“We found that there really was no difference,” Dejana Braithwaite, assistant professor of cancer epidemiology at UCSF and part of the research team, told me. “The women who were screened every two years were not at a greater risk. They did not have a higher probability of being diagnosed with late stage breast cancer compared to those women who were screened every year.” Continue reading

Pap Tests for Cervical Cancer Are Too Often Overused

Healthy cervix cells, gathered during a Pap test, as seen under a microscope. (Euthman/Flickr)

Healthy cervix cells, gathered during a Pap test, as seen under a microscope. (Euthman/Flickr)

January is Cervical Health Awareness month, and the Centers for Disease Control is celebrating by highlighting just how poorly the US is doing at following established guidelines.

In dual reports today, the CDC finds that many women are being screened for cervical cancer way too often — while other women are not screened enough.

Let’s start with the guidelines themselves. In 2012, three different groups, the US Preventive Services Task Force, the American Cancer Society and the American College of Obstetricians and Gynecologists all came to agreement: Women ages 21 to 65 should receive a Pap test — the definitive screen for cervical cancer — once every three years. If you’re either under 21 — or 65 or older, you don’t need one, barring certain limitations. (Some women opt for an additional HPV test and can be screened with a Pap test every five years.)
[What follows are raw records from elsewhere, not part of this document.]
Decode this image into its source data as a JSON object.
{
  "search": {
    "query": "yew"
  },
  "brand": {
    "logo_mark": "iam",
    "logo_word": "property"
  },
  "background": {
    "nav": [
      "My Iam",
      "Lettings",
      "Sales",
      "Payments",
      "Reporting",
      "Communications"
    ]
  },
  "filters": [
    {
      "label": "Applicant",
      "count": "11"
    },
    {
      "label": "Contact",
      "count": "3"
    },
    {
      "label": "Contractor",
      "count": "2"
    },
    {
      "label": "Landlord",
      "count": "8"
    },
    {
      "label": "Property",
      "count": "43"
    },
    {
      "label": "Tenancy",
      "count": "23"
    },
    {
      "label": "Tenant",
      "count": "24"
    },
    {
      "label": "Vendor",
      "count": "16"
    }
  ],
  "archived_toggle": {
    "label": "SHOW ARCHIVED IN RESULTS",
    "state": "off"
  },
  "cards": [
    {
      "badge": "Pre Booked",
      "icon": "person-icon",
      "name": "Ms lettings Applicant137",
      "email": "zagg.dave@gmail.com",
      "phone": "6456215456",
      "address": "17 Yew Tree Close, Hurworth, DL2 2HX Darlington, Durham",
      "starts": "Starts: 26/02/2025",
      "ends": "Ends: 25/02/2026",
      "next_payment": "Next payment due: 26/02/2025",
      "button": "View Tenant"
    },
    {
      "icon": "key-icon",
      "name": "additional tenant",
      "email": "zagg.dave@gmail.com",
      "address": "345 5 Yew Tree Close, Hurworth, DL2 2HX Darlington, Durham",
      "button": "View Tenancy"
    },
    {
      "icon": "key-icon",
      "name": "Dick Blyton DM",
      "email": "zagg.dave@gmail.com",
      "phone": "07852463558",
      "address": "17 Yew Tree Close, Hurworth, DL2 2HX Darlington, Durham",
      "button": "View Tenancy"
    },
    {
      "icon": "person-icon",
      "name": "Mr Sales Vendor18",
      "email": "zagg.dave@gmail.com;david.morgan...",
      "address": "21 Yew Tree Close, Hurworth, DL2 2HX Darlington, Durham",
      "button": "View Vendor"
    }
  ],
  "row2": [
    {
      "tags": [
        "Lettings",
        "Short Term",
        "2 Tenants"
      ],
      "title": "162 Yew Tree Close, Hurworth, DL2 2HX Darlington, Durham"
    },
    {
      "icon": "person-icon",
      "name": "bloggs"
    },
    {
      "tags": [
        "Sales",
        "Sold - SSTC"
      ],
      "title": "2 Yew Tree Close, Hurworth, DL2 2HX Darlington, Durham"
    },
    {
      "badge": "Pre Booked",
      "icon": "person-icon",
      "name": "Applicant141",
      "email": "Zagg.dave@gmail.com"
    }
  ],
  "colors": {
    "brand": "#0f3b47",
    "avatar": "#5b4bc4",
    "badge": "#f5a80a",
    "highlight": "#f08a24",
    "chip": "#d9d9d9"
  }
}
In addition, the overwhelming number of women who have had a total hysterectomy (in which the cervix is also removed) do not need any more Pap tests. As Dr. David Chelmow, a professor of obstetrics and gynecology at Virginia Commonwealth University Medical Center, told Reuters, “It’s tough to get cervical cancer without a cervix.”

The upshot from the CDC’s survey? Here are the numbers:

  • 41.5% of women ages 18 to 21 had a Pap test in the last year, despite the recommendations that they don’t need them Continue reading

No Evidence of Benefit from Routine Pelvic Exams

Women can add pelvic exams to list of medical tests they may not need as often — or at all



First, let’s review. We’ve been getting a lot of updates to cancer screening tests lately.

Pap Smears, a screening test for cervical cancer, were recommended to be done annually, until a group of experts in prevention concluded that every three years was equally effective. Most medical groups, including the American Cancer Society, agree on this one.

Then there’s mammography. I think everyone knows the debate around that. Every year or every other year? Starting at 40? or 50? The evidence points to every two years after age 50, although many doctors maintain younger and more often is better.

Women get them annually, even though we “lack data” that they do much for us.

But this latest one — about pelvic exams — caught me by surprise. It turns out there’s really not a whole lot of evidence that doing an annual pelvic exam makes any difference to a healthy woman’s continuing good health. (Again, we’re stressing healthy women. Women having symptoms are definitely candidates for a pelvic exam).

Here’s what the American College of Obstetricians and Gynecologists (ACOG) says about the pelvic exam, after recommending it be done annually: Continue reading